---------- Records ----------

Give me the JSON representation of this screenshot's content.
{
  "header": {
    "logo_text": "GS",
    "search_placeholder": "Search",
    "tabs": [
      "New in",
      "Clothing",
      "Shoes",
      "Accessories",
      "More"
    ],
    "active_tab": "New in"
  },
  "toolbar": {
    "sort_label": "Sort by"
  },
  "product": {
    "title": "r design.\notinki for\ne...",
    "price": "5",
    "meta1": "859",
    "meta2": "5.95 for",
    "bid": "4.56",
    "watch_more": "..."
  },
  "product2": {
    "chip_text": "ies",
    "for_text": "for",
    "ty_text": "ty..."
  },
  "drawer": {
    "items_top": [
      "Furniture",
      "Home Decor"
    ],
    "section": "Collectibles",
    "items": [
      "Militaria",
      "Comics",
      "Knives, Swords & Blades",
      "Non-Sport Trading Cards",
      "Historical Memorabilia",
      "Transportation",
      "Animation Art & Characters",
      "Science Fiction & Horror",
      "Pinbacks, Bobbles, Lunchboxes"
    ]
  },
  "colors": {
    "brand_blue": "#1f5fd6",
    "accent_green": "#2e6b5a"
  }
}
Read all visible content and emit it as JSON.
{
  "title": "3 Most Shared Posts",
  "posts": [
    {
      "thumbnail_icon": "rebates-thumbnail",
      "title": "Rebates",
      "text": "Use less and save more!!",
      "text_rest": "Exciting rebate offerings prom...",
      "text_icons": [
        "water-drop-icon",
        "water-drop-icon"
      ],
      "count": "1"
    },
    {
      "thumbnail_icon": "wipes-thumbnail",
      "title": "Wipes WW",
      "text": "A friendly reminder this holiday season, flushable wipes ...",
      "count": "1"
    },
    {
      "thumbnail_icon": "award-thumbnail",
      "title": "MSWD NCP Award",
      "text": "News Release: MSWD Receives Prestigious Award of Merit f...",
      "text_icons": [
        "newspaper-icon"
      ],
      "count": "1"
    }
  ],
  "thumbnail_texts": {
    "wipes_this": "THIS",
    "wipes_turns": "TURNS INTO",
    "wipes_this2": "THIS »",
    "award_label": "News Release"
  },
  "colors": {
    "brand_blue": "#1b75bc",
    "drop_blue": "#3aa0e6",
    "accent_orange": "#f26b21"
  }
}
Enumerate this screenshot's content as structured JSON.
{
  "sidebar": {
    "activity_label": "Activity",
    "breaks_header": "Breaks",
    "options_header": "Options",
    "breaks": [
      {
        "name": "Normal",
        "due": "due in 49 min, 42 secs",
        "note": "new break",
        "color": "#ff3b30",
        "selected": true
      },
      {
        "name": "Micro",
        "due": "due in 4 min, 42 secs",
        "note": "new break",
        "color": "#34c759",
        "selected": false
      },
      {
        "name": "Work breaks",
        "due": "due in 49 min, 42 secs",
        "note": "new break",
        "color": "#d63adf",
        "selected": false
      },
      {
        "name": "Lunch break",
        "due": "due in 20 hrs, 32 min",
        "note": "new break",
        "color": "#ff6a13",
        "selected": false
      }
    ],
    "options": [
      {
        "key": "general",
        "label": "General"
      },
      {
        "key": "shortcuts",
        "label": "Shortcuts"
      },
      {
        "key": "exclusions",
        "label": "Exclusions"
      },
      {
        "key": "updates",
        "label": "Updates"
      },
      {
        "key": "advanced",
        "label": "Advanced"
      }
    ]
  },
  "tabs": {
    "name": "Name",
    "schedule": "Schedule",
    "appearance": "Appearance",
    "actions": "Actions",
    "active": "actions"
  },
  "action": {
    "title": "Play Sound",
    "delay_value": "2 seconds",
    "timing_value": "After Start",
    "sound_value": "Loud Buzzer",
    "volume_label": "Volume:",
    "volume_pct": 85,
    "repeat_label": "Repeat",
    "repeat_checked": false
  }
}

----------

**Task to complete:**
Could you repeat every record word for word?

**Exercise solution:**
Give me the JSON representation of this screenshot's content.
{
  "header": {
    "logo_text": "GS",
    "search_placeholder": "Search",
    "tabs": [
      "New in",
      "Clothing",
      "Shoes",
      "Accessories",
      "More"
    ],
    "active_tab": "New in"
  },
  "toolbar": {
    "sort_label": "Sort by"
  },
  "product": {
    "title": "r design.\notinki for\ne...",
    "price": "5",
    "meta1": "859",
    "meta2": "5.95 for",
    "bid": "4.56",
    "watch_more": "..."
  },
  "product2": {
    "chip_text": "ies",
    "for_text": "for",
    "ty_text": "ty..."
  },
  "drawer": {
    "items_top": [
      "Furniture",
      "Home Decor"
    ],
    "section": "Collectibles",
    "items": [
      "Militaria",
      "Comics",
      "Knives, Swords & Blades",
      "Non-Sport Trading Cards",
      "Historical Memorabilia",
      "Transportation",
      "Animation Art & Characters",
      "Science Fiction & Horror",
      "Pinbacks, Bobbles, Lunchboxes"
    ]
  },
  "colors": {
    "brand_blue": "#1f5fd6",
    "accent_green": "#2e6b5a"
  }
}
Read all visible content and emit it as JSON.
{
  "title": "3 Most Shared Posts",
  "posts": [
    {
      "thumbnail_icon": "rebates-thumbnail",
      "title": "Rebates",
      "text": "Use less and save more!!",
      "text_rest": "Exciting rebate offerings prom...",
      "text_icons": [
        "water-drop-icon",
        "water-drop-icon"
      ],
      "count": "1"
    },
    {
      "thumbnail_icon": "wipes-thumbnail",
      "title": "Wipes WW",
      "text": "A friendly reminder this holiday season, flushable wipes ...",
      "count": "1"
    },
    {
      "thumbnail_icon": "award-thumbnail",
      "title": "MSWD NCP Award",
      "text": "News Release: MSWD Receives Prestigious Award of Merit f...",
      "text_icons": [
        "newspaper-icon"
      ],
      "count": "1"
    }
  ],
  "thumbnail_texts": {
    "wipes_this": "THIS",
    "wipes_turns": "TURNS INTO",
    "wipes_this2": "THIS »",
    "award_label": "News Release"
  },
  "colors": {
    "brand_blue": "#1b75bc",
    "drop_blue": "#3aa0e6",
    "accent_orange": "#f26b21"
  }
}
Enumerate this screenshot's content as structured JSON.
{
  "sidebar": {
    "activity_label": "Activity",
    "breaks_header": "Breaks",
    "options_header": "Options",
    "breaks": [
      {
        "name": "Normal",
        "due": "due in 49 min, 42 secs",
        "note": "new break",
        "color": "#ff3b30",
        "selected": true
      },
      {
        "name": "Micro",
        "due": "due in 4 min, 42 secs",
        "note": "new break",
        "color": "#34c759",
        "selected": false
      },
      {
        "name": "Work breaks",
        "due": "due in 49 min, 42 secs",
        "note": "new break",
        "color": "#d63adf",
        "selected": false
      },
      {
        "name": "Lunch break",
        "due": "due in 20 hrs, 32 min",
        "note": "new break",
        "color": "#ff6a13",
        "selected": false
      }
    ],
    "options": [
      {
        "key": "general",
        "label": "General"
      },
      {
        "key": "shortcuts",
        "label": "Shortcuts"
      },
      {
        "key": "exclusions",
        "label": "Exclusions"
      },
      {
        "key": "updates",
        "label": "Updates"
      },
      {
        "key": "advanced",
        "label": "Advanced"
      }
    ]
  },
  "tabs": {
    "name": "Name",
    "schedule": "Schedule",
    "appearance": "Appearance",
    "actions": "Actions",
    "active": "actions"
  },
  "action": {
    "title": "Play Sound",
    "delay_value": "2 seconds",
    "timing_value": "After Start",
    "sound_value": "Loud Buzzer",
    "volume_label": "Volume:",
    "volume_pct": 85,
    "repeat_label": "Repeat",
    "repeat_checked": false
  }
}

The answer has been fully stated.